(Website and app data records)
※ ※ ※
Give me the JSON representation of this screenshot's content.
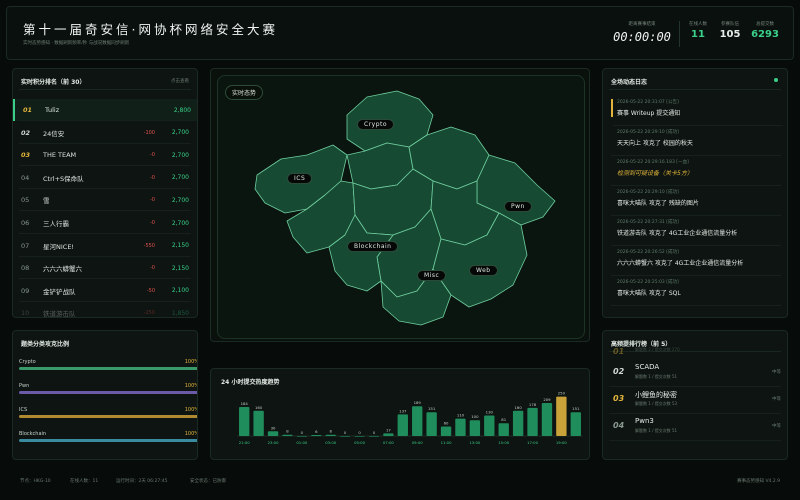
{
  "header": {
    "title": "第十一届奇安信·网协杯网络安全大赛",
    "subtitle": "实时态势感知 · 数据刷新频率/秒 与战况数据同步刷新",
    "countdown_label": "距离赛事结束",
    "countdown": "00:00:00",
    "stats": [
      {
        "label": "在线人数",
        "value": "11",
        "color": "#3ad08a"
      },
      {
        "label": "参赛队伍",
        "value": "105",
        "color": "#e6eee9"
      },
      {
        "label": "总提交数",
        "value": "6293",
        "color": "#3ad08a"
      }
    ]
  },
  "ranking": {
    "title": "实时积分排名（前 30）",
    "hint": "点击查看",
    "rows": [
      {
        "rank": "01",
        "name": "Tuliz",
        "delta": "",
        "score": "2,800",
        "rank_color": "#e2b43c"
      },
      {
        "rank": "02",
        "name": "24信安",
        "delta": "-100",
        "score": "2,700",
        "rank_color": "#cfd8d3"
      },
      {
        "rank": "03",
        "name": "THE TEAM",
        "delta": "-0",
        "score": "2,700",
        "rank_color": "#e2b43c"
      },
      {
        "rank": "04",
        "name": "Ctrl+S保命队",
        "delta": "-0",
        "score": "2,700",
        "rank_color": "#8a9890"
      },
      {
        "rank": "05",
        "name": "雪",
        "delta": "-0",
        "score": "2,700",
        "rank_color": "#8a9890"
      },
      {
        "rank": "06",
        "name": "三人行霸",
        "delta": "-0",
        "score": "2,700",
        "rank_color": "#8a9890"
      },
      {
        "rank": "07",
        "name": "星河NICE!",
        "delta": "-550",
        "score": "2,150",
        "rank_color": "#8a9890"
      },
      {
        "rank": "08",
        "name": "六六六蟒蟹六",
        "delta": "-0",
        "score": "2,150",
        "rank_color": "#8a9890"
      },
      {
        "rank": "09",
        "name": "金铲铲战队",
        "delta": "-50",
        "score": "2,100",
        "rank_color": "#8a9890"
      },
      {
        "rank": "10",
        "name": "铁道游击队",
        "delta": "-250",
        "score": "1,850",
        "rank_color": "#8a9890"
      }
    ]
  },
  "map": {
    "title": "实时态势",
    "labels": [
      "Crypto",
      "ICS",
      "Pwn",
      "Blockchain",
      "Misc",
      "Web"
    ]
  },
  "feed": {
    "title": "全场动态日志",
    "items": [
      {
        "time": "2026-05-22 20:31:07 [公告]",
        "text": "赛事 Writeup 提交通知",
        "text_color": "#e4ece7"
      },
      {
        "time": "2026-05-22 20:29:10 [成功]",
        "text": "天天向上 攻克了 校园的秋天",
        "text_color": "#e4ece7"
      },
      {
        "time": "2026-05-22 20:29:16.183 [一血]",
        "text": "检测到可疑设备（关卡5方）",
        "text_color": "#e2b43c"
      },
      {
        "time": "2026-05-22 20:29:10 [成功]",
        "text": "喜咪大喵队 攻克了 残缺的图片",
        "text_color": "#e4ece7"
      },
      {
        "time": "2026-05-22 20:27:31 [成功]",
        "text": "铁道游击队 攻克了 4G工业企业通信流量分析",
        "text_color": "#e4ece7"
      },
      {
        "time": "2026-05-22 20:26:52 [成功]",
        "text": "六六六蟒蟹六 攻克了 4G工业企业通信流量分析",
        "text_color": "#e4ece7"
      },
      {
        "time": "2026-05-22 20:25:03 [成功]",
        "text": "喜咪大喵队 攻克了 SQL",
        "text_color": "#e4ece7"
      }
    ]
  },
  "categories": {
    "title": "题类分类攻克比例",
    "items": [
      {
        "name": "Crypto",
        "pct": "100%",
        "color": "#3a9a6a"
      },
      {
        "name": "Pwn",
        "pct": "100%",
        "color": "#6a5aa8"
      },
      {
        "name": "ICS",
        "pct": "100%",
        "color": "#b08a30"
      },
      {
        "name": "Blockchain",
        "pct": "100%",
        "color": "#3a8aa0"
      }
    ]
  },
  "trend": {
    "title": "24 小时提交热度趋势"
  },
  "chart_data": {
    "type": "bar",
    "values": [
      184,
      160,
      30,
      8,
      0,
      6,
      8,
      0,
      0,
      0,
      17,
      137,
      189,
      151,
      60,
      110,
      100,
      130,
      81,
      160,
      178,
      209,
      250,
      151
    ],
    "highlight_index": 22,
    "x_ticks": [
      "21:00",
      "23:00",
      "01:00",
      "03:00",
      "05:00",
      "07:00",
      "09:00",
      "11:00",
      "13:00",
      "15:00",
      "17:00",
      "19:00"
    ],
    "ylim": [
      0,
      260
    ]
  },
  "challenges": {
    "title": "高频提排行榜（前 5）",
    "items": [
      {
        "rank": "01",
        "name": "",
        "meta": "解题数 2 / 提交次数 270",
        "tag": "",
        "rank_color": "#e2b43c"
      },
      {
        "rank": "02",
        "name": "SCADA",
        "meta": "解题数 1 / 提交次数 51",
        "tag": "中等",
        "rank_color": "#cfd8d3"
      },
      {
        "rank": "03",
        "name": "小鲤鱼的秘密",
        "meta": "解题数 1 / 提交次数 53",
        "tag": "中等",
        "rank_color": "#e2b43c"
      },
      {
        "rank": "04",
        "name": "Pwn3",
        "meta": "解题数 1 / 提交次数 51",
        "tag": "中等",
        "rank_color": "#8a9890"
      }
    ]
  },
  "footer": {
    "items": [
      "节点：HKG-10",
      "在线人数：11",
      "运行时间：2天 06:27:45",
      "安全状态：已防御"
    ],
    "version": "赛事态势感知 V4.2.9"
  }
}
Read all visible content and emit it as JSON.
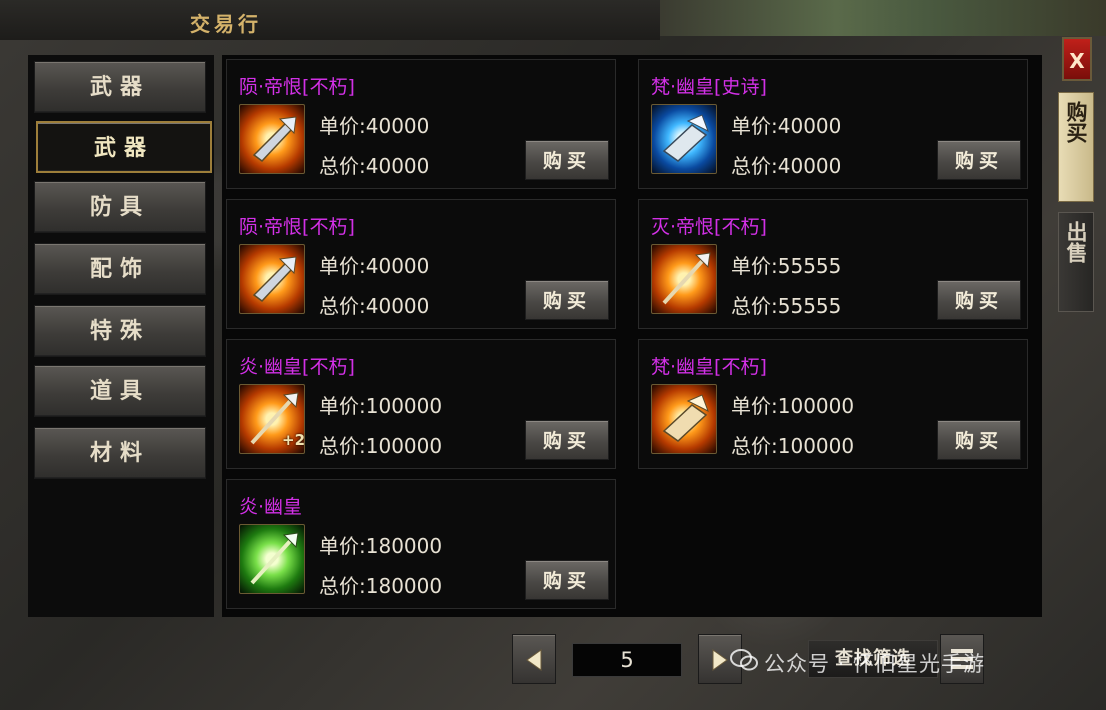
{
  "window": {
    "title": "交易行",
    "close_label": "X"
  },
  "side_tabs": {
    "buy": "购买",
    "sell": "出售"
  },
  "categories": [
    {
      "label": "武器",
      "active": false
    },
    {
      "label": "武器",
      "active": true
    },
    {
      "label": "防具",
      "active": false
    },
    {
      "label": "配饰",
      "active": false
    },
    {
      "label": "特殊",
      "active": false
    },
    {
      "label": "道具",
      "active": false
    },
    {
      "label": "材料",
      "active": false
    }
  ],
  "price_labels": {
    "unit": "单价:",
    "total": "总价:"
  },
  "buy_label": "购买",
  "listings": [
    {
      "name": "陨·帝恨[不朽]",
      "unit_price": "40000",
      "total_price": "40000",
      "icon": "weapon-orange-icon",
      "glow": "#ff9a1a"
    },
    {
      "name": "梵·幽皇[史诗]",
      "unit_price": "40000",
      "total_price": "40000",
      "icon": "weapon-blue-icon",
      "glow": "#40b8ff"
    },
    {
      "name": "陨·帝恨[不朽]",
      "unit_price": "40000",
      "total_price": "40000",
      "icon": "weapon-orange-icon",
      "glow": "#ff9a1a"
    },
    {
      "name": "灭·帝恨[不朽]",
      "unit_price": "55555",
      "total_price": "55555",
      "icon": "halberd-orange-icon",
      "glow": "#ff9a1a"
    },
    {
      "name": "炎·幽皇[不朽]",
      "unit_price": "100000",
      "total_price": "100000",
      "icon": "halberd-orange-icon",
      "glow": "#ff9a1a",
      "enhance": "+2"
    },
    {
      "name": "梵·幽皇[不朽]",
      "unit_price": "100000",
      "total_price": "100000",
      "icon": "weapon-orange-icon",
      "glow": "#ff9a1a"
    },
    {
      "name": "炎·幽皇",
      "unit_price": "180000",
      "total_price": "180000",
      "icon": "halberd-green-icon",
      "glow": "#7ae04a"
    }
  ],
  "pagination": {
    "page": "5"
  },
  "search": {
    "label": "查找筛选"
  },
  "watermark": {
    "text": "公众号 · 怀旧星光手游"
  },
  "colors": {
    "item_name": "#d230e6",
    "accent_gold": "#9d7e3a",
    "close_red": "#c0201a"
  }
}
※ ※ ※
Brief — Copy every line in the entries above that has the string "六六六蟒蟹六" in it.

Task result —
        "name": "六六六蟒蟹六",
        "text": "六六六蟒蟹六 攻克了 4G工业企业通信流量分析",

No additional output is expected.